UK driving licences were introduced by the Motor Car Act of 1903 but no test was required!
In the late 1920s and early 1930s the appalling number of deaths on the roads of Britain was causing considerable concern to the Government and the public.
In January 1934, The Times newspaper reported on the ‘slaughter on the roads’ and that in the previous year 7,125 had been killed and 216,401 injured on Britain’s roads. At the time the number of cars on the roads was estimated to be 1,800,000.
It was on Monday 26th March 1934 a driving test was introduced. It was voluntary at first and then, on 1st June, it became compulsory. The test was designed to ensure that each new driver had the competence to drive. While learning to drive, a provisional license could be applied for which lasted 3 months. The legislation also introduced the requirement to show a red letter ‘L’ on the vehicle.
In 1929 and 1934 legislation was passed to introduce a 30 mph speed limit in built-up areas, endorsements for speeding or careless driving, licence disqualification, and as an experiment, the introduction of special crossing places for pedestrians in London. The new Minister of Transport was Leslie Hore-Belisha – and these new crossing places soon became known as Belisha Becons. Later became our well-known ‘zebra crossings’.
Happily for lovers of the absurd, the first to master the half-hour test of basic driving skills and knowledge of the Highway Code was a Mr Beene, who paid 7 shillings and 6 pence for the privilege. Almost a quarter of a million applied for the test, showing the fears of a rush were well founded.

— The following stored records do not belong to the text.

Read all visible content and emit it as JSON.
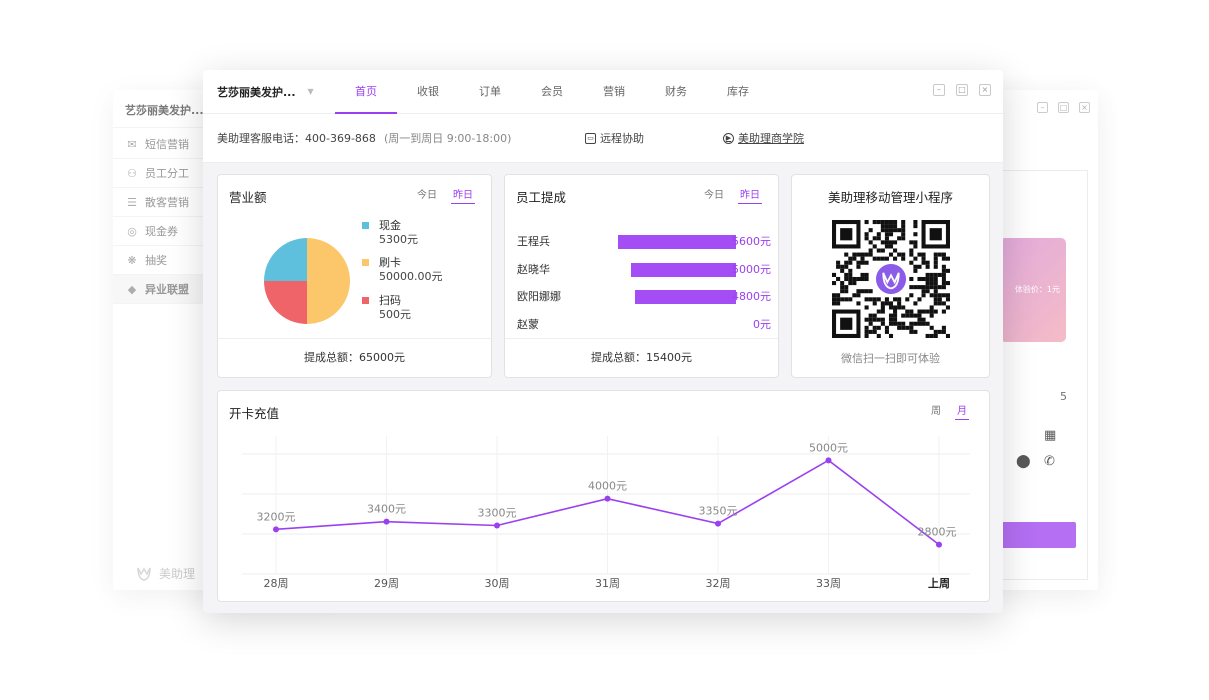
{
  "bg_left": {
    "title": "艺莎丽美发护...",
    "nav": [
      {
        "icon": "mail-icon",
        "glyph": "✉",
        "label": "短信营销"
      },
      {
        "icon": "staff-icon",
        "glyph": "⚇",
        "label": "员工分工"
      },
      {
        "icon": "database-icon",
        "glyph": "☰",
        "label": "散客营销"
      },
      {
        "icon": "coupon-icon",
        "glyph": "◎",
        "label": "现金券"
      },
      {
        "icon": "gift-icon",
        "glyph": "❋",
        "label": "抽奖"
      },
      {
        "icon": "diamond-icon",
        "glyph": "◆",
        "label": "异业联盟"
      }
    ],
    "logo_text": "美助理"
  },
  "bg_right": {
    "card_price": "体验价：1元",
    "value_fragment": "5"
  },
  "header": {
    "shop_name": "艺莎丽美发护...",
    "tabs": [
      "首页",
      "收银",
      "订单",
      "会员",
      "营销",
      "财务",
      "库存"
    ],
    "active_tab": "首页"
  },
  "service": {
    "phone_label": "美助理客服电话：400-369-868",
    "hours": "(周一到周日 9:00-18:00)",
    "remote": "远程协助",
    "academy": "美助理商学院"
  },
  "revenue": {
    "title": "营业额",
    "tabs": [
      "今日",
      "昨日"
    ],
    "active": "昨日",
    "footer": "提成总额：65000元",
    "legend": [
      {
        "name": "现金",
        "value": "5300元",
        "color": "#5ec0dc"
      },
      {
        "name": "刷卡",
        "value": "50000.00元",
        "color": "#fcc76b"
      },
      {
        "name": "扫码",
        "value": "500元",
        "color": "#ee6468"
      }
    ]
  },
  "commission": {
    "title": "员工提成",
    "tabs": [
      "今日",
      "昨日"
    ],
    "active": "昨日",
    "footer": "提成总额：15400元",
    "employees": [
      {
        "name": "王程兵",
        "value": "5600元",
        "amount": 5600
      },
      {
        "name": "赵晓华",
        "value": "5000元",
        "amount": 5000
      },
      {
        "name": "欧阳娜娜",
        "value": "4800元",
        "amount": 4800
      },
      {
        "name": "赵蒙",
        "value": "0元",
        "amount": 0
      }
    ]
  },
  "mini": {
    "title": "美助理移动管理小程序",
    "caption": "微信扫一扫即可体验"
  },
  "recharge": {
    "title": "开卡充值",
    "tabs": [
      "周",
      "月"
    ],
    "active": "月"
  },
  "chart_data": {
    "type": "line",
    "title": "开卡充值",
    "categories": [
      "28周",
      "29周",
      "30周",
      "31周",
      "32周",
      "33周",
      "上周"
    ],
    "series": [
      {
        "values": [
          3200,
          3400,
          3300,
          4000,
          3350,
          5000,
          2800
        ],
        "labels": [
          "3200元",
          "3400元",
          "3300元",
          "4000元",
          "3350元",
          "5000元",
          "2800元"
        ]
      }
    ],
    "ylim": [
      0,
      6000
    ],
    "grid": true,
    "color": "#9b40f0"
  }
}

One thing that did surprise me was that testing was suspended during the Second World War which meant that between 2nd September 1939 and 1st November 1946 no one took a driving test. That certainly confirms something about my Dad’s driving after the war! Testing was also suspended during the Suez Crisis in 1956 to allow examiners help to administer petrol rations.